Construction for the River Street Marketplace, expected to be a new gathering spot adding shops and restaurants to San Juan Capistrano’s historic downtown, broke ground this week after years of planning.
The 60,000-square-foot project should be completed in about 15 months, said Dan Almquist, managing partner at Frontier Real Estate Investments, which is developing the space. He said he hopes retailers and restaurateurs will be in and operating by spring 2023, mentioning plans for a full-service brewery, a local butcher and a cheesemonger.
“We talk internally about our projects having a soul,” Almquist said. “What’s so special about San Juan, the downtown and the Los Rios District? … I think that’s really going to come through when people come and visit.”
He wants the project to honor the area’s rich past – especially because it neighbors California’s oldest residential neighborhoods, the Los Rios District – but not be inauthentic, which he said led to the agriculturally inspired architecture with ample room for community gathering space. He said the development team often conferred with local residents, Native American leaders and city officials, getting input and advice for design and planning.
Stephen Rios, an eighth generation San Juan Capistrano resident and member of the Juaneño Band of Mission Indians, said he has appreciated the development’s on-the-ground work with the community over the past few years, and called the marketplace’s agricultural theme one of the “most important” parts of the project. Before city officials approved the project in 2019, Almquist reduced its footprint and made other revisions in response to concerns from some in the surround area.
“Dan continues to be sensitive of all our concerns about the importance of this land and Los Rios Street Neighborhood,” said Rios, whose family name is reflected in the historic district. “We still live in the community, we still live on this street, we are very close neighbors. We want this project to complement the way that we live and the way that we’ve always fought to protect this neighborhood and this land.”
While Rios said he isn’t necessarily a big fan of development, he said he appreciates how the River Street Marketplace has been planned, and knows his children and younger generations are excited for the new space and businesses.
”It looks like it’s going to be a real plus, we’d rather have this here than typical retail shops, typical office space,” Rios said. “It’s a place for the community to gather – to visit, to congregate, as part of a community.”
Almquist said he expects about 35 retailers or restaurants to occupy the River Street Marketplace, which will open up onto an inward-facing sprawling green area, with native plants and sitting areas. That design was, at the time, “breaking a lot of the traditional rules of retail,” he said, but now after almost two years of the pandemic, he thinks the outdoor aspect will be even more embraced.
The property was previously the Ito Nursery.

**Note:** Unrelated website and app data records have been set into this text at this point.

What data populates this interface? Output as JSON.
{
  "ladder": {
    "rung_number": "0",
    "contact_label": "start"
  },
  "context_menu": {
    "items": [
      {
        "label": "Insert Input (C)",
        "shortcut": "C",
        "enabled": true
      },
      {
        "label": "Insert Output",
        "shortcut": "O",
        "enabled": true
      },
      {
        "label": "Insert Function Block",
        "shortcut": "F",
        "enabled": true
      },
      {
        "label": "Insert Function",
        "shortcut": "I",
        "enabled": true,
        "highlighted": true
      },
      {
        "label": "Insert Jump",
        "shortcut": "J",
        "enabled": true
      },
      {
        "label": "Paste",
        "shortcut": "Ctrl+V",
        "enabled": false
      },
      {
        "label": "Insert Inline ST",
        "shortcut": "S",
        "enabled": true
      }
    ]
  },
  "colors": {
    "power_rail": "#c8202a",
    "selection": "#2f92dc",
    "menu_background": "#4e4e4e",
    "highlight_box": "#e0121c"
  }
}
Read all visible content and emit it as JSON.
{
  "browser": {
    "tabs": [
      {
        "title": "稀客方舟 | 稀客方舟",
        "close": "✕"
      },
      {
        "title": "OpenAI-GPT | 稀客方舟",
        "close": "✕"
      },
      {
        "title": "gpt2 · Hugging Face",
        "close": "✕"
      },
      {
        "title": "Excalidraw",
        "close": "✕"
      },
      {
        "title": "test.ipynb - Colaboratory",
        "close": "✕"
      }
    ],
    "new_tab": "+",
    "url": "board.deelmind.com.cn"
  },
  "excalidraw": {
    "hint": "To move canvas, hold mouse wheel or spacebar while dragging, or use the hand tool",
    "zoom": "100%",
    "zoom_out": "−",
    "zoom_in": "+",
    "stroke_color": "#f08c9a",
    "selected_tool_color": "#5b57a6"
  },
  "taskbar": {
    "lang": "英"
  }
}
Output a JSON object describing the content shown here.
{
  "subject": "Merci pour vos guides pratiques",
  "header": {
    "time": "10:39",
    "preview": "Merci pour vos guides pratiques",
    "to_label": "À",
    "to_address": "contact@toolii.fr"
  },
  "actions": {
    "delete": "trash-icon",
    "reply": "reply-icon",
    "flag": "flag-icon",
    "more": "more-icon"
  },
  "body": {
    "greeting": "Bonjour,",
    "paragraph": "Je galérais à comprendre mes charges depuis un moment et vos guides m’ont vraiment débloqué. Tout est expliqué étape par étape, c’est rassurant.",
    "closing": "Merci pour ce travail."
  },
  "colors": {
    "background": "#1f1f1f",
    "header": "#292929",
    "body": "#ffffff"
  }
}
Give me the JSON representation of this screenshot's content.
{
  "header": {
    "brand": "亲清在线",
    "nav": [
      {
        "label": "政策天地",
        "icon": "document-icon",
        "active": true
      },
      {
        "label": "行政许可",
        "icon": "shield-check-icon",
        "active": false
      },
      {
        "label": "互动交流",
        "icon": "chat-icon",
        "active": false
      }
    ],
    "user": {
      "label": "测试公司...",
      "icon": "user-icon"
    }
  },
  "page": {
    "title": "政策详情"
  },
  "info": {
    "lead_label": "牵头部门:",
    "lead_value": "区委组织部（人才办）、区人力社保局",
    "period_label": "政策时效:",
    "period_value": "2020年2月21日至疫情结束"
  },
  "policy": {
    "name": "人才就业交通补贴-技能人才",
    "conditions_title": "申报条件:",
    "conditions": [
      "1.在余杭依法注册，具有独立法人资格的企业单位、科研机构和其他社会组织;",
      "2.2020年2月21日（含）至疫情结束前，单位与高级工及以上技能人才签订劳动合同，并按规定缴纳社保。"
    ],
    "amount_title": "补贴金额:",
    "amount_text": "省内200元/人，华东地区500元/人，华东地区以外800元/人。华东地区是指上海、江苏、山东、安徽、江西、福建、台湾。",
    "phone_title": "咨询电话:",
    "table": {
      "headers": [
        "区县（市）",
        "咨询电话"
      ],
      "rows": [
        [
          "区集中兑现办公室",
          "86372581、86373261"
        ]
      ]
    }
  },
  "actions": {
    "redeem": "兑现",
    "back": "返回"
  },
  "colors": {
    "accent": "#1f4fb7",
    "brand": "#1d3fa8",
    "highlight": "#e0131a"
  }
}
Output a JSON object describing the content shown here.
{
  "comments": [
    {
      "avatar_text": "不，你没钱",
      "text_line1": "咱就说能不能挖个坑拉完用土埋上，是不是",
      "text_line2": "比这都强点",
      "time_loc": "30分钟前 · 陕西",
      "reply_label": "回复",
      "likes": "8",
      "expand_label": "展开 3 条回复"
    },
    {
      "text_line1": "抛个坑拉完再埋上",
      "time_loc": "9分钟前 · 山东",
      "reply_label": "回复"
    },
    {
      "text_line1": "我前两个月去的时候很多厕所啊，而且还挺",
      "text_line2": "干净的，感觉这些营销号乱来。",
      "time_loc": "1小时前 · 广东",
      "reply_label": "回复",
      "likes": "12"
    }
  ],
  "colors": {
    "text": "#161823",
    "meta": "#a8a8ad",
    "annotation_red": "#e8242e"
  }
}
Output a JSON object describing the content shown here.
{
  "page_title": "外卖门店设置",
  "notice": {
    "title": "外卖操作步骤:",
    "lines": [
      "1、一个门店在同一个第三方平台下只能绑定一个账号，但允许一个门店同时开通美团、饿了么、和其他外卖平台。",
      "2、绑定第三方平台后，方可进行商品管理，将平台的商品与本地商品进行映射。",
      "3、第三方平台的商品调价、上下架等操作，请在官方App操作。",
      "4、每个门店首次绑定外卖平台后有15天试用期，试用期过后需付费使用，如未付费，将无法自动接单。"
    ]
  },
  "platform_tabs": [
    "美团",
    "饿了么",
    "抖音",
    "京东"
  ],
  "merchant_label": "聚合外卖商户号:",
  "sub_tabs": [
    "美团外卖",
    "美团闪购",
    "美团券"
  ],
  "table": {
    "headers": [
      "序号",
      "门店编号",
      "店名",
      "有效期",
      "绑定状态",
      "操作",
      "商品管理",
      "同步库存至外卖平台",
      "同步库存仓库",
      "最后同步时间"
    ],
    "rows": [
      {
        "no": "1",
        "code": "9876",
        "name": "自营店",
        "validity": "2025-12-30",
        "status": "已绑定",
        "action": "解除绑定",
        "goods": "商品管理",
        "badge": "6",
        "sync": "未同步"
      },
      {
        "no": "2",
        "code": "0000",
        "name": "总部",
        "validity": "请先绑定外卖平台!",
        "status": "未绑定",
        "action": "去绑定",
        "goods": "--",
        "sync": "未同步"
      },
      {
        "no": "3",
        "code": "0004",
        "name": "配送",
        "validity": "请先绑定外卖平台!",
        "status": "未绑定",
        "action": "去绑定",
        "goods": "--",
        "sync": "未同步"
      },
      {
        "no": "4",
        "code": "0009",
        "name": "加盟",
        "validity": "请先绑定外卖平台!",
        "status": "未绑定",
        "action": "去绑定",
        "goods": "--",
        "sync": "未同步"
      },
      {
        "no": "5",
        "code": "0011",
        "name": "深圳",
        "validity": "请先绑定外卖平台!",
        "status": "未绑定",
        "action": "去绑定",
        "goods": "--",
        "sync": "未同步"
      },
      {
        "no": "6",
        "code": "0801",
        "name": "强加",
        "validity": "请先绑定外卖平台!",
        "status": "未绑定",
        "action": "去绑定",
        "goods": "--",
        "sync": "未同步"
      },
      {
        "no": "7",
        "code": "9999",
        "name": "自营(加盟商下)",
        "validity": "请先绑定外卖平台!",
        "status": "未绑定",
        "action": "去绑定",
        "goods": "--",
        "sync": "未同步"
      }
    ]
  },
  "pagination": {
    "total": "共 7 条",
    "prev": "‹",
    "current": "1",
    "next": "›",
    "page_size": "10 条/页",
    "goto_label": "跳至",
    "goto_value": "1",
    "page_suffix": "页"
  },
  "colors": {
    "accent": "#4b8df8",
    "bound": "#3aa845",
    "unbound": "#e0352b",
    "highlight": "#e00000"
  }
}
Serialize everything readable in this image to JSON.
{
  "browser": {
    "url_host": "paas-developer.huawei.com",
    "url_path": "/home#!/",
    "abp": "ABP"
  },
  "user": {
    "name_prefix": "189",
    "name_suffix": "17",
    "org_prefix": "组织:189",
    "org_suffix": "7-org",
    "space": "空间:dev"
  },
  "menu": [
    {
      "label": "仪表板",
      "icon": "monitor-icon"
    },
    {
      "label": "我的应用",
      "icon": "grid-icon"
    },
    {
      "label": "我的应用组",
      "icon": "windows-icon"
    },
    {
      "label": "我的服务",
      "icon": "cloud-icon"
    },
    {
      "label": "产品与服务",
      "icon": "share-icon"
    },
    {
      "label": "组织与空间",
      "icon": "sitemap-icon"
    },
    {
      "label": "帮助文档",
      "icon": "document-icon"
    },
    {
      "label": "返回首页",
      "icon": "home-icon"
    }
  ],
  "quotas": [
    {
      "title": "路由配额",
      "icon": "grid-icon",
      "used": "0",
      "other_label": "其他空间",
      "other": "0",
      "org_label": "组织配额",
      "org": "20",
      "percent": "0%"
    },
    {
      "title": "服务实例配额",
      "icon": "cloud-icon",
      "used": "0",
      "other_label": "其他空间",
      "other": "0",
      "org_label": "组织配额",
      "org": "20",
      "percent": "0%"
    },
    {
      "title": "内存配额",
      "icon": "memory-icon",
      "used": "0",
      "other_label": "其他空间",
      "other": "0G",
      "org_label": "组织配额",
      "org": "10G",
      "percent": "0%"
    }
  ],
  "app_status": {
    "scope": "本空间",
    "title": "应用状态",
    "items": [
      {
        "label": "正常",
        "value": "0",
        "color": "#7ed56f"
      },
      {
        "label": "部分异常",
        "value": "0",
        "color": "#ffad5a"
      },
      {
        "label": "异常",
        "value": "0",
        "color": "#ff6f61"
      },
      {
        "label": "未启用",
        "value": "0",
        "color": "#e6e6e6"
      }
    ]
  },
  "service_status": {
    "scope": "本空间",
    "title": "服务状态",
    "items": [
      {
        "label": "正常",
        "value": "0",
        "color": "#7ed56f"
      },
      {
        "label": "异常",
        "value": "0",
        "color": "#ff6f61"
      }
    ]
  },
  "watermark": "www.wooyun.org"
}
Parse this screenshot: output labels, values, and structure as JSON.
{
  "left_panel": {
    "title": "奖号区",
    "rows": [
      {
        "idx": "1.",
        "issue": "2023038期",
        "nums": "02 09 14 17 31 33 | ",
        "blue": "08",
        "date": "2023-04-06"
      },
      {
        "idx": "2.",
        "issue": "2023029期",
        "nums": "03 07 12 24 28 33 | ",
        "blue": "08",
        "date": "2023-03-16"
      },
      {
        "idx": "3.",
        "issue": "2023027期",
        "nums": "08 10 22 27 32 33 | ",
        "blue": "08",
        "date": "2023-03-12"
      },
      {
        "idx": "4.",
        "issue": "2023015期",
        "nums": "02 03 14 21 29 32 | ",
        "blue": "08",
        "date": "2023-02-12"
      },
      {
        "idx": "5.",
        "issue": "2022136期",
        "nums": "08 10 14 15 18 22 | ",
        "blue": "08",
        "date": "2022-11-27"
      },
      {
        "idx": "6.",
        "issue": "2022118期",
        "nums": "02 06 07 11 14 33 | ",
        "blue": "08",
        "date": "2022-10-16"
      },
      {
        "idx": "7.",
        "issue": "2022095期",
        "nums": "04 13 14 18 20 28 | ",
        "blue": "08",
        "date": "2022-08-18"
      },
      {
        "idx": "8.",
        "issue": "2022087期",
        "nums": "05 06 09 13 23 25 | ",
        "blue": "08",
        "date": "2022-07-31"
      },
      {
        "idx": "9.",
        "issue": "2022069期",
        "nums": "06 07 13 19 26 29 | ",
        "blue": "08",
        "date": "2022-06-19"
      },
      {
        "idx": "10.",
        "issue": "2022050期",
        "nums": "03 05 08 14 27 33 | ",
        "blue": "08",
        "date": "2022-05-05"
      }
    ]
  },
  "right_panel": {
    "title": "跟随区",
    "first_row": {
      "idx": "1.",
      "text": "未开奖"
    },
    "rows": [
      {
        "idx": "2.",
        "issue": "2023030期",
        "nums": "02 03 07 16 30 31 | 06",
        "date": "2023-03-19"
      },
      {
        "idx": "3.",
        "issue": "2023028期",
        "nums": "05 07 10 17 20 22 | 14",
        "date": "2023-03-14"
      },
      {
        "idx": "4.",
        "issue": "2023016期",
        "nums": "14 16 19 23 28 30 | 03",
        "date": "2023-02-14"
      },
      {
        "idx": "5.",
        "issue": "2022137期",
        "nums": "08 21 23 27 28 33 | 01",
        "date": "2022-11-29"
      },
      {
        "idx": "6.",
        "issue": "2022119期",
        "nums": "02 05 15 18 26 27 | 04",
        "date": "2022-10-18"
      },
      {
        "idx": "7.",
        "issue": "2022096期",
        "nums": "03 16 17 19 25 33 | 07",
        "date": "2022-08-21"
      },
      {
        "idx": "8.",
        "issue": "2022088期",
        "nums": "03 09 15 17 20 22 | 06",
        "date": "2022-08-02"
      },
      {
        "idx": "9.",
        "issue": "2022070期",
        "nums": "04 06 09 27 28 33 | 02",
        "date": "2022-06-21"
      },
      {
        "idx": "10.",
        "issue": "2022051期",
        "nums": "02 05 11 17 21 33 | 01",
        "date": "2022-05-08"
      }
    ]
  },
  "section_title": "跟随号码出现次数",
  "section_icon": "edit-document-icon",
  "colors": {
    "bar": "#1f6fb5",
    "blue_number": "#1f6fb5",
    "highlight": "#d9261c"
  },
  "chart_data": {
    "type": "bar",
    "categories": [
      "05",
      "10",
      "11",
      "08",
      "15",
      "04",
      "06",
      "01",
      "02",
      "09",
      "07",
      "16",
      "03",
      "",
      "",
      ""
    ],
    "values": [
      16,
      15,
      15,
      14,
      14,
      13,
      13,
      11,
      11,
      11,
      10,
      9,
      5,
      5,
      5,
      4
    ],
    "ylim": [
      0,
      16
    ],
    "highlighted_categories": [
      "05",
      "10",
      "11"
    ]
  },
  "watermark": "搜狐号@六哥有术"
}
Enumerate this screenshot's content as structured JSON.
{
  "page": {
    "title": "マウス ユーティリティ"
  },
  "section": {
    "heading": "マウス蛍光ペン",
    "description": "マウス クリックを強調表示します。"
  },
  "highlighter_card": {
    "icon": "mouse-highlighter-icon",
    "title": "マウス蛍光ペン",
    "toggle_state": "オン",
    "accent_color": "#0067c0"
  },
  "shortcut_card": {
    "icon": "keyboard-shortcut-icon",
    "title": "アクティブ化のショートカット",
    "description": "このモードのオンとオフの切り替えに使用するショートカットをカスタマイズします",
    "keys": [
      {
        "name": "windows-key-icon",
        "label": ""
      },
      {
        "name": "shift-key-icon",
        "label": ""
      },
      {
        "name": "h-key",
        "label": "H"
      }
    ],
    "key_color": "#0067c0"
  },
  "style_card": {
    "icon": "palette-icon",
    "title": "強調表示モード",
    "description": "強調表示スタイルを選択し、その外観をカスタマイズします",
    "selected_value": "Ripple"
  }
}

“I think it’s going to be well received, and it’s going to be better than we could have envisioned,” Almquist said. “It will be great not only for San Juan, but also the surrounding cities as well.”
Joel Rojas, the city’s development services director, said city officials are excited to see such a project embrace the history of the region.
“The city is very much looking forward to the project, the site was really underutilized for a number of years,” Rojas said. “We think (the River Street Marketplace) augments what people already have in the downtown area.”